Northwest Arkansas (October 2, 2013) –Walton Arts Center revealed new research findings from the University of Arkansas on the long term benefits of live performance for students. The study surveyed 2,000 7th grade students and found that those who took field trips to Walton Arts Center showed positive, statistical difference in 1) desire to attend and participate in arts and cultural events and 2) levels of empathy and tolerance. The UA conducted a similar study for Crystal Bridges to show the short term impact of cultural experiences.  Together, these two experiments support a consistent and important finding: culturally enriching field trips have significant short and long-term benefits for students.  For a synopsis of the recent WAC study, visit EducationNext.

 

Last week, Walton Arts Center introduced a new education tool for local schools. Bear State of Mind is an original play designed to help Kindergarten-2nd graders learn about the state of Arkansas. The production has been in development for three years and over the past two weeks, Walton Arts Center has previewed the performance to over 2,000 local students with the goal of reaching more students in the future. Walton Arts Center has been serving local schools for 22 years and last year alone, more than 50,000 students experienced the arts through programs like the Colgate Classroom Series and Digging Up Arkansas. Out of the success of Digging Up Arkansas, which reached nearly 31,000 3rd-5th grade students all over Arkansas, the idea for Bear State of Mind was born.

 

About Bear State of Mind

Walton Arts Center, along with partners Trike Theatre, NWA playwright Ashley Edwards and songwriter Shannon Wurst, produced Bear State of Mind. The play uses experiential theater techniques, music and puppetry to meet Common Core State Learning Standards, including Arkansas history and social studies curriculums. The story is about Bear, who travels through three of Arkansas’ geographic regions and meets new friends and uncovers native wildlife, folklore and state symbols. The unique staging of the play makes the most of 5-8 year olds’ natural tendency to explore their surroundings; seating them on sleeping bags under a tree canopy in a “Magical Forest” to help facilitate their physical participation in the performance. For downloadable photos, visit Bear State Dropbox.

 

Quotes about Bear State of Mind from local teachers:

“I have always enjoyed Walton Arts Center performances, and this was the best – aligned with expectations for student learning.”  Delia Gorder, Root Elementary, Grade 1 

“Fantastic and engaging show.  Relevant to our kids’ lives and super interesting.  Lots of details and hidden surprises.

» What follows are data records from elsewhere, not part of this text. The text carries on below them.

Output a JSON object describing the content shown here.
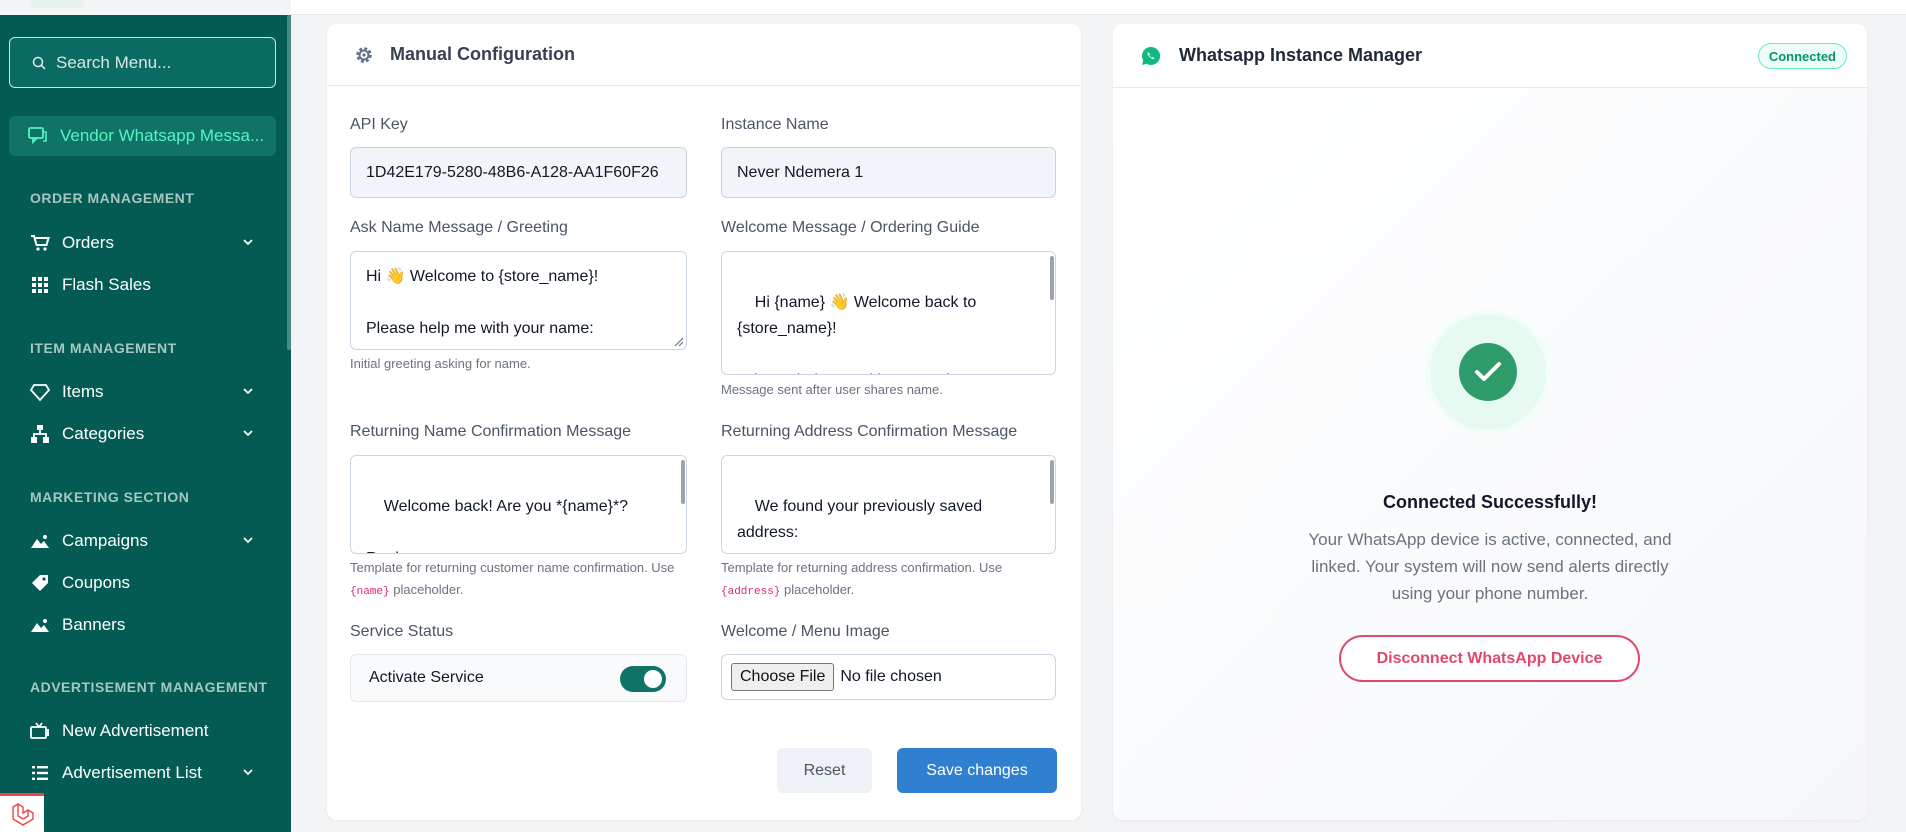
{
  "sidebar": {
    "search_placeholder": "Search Menu...",
    "active_item": "Vendor Whatsapp Messa...",
    "sections": {
      "order": "ORDER MANAGEMENT",
      "item": "ITEM MANAGEMENT",
      "marketing": "MARKETING SECTION",
      "ads": "ADVERTISEMENT MANAGEMENT"
    },
    "items": {
      "orders": "Orders",
      "flash_sales": "Flash Sales",
      "items": "Items",
      "categories": "Categories",
      "campaigns": "Campaigns",
      "coupons": "Coupons",
      "banners": "Banners",
      "new_ad": "New Advertisement",
      "ad_list": "Advertisement List"
    }
  },
  "config": {
    "title": "Manual Configuration",
    "api_key_label": "API Key",
    "api_key_value": "1D42E179-5280-48B6-A128-AA1F60F26",
    "instance_label": "Instance Name",
    "instance_value": "Never Ndemera 1",
    "ask_name_label": "Ask Name Message / Greeting",
    "ask_name_value": "Hi 👋 Welcome to {store_name}!\n\nPlease help me with your name:",
    "ask_name_help": "Initial greeting asking for name.",
    "welcome_label": "Welcome Message / Ordering Guide",
    "welcome_value": "Hi {name} 👋 Welcome back to {store_name}!\n\n*Please help me with your order.*",
    "welcome_help": "Message sent after user shares name.",
    "ret_name_label": "Returning Name Confirmation Message",
    "ret_name_value": "Welcome back! Are you *{name}*?\n\nReply:\n✓YES✓ to proceed with this name",
    "ret_name_help_pre": "Template for returning customer name confirmation. Use",
    "ret_name_help_code": "{name}",
    "ret_name_help_post": "placeholder.",
    "ret_addr_label": "Returning Address Confirmation Message",
    "ret_addr_value": "We found your previously saved address:\n\n*{address}*",
    "ret_addr_help_pre": "Template for returning address confirmation. Use",
    "ret_addr_help_code": "{address}",
    "ret_addr_help_post": "placeholder.",
    "service_label": "Service Status",
    "service_toggle_label": "Activate Service",
    "service_active": true,
    "image_label": "Welcome / Menu Image",
    "choose_file": "Choose File",
    "no_file": "No file chosen",
    "reset": "Reset",
    "save": "Save changes"
  },
  "instance": {
    "title": "Whatsapp Instance Manager",
    "badge": "Connected",
    "success_title": "Connected Successfully!",
    "success_desc": "Your WhatsApp device is active, connected, and linked. Your system will now send alerts directly using your phone number.",
    "disconnect": "Disconnect WhatsApp Device"
  },
  "colors": {
    "sidebar_bg": "#035b53",
    "accent": "#57f2c3",
    "primary": "#2f80d1",
    "success": "#2e9b6b",
    "danger": "#e0496b"
  }
}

Our kids loved it!”  Ms. Ogle, Washington Elementary, Grade 1

 

 

This project is supported in part by an award from Mid-America Arts Alliance, the National Endowment for the Arts, Arkansas Arts Council, and foundations, corporations and individuals throughout Arkansas, Kansas, Missouri, Nebraska, Oklahoma, and Texas.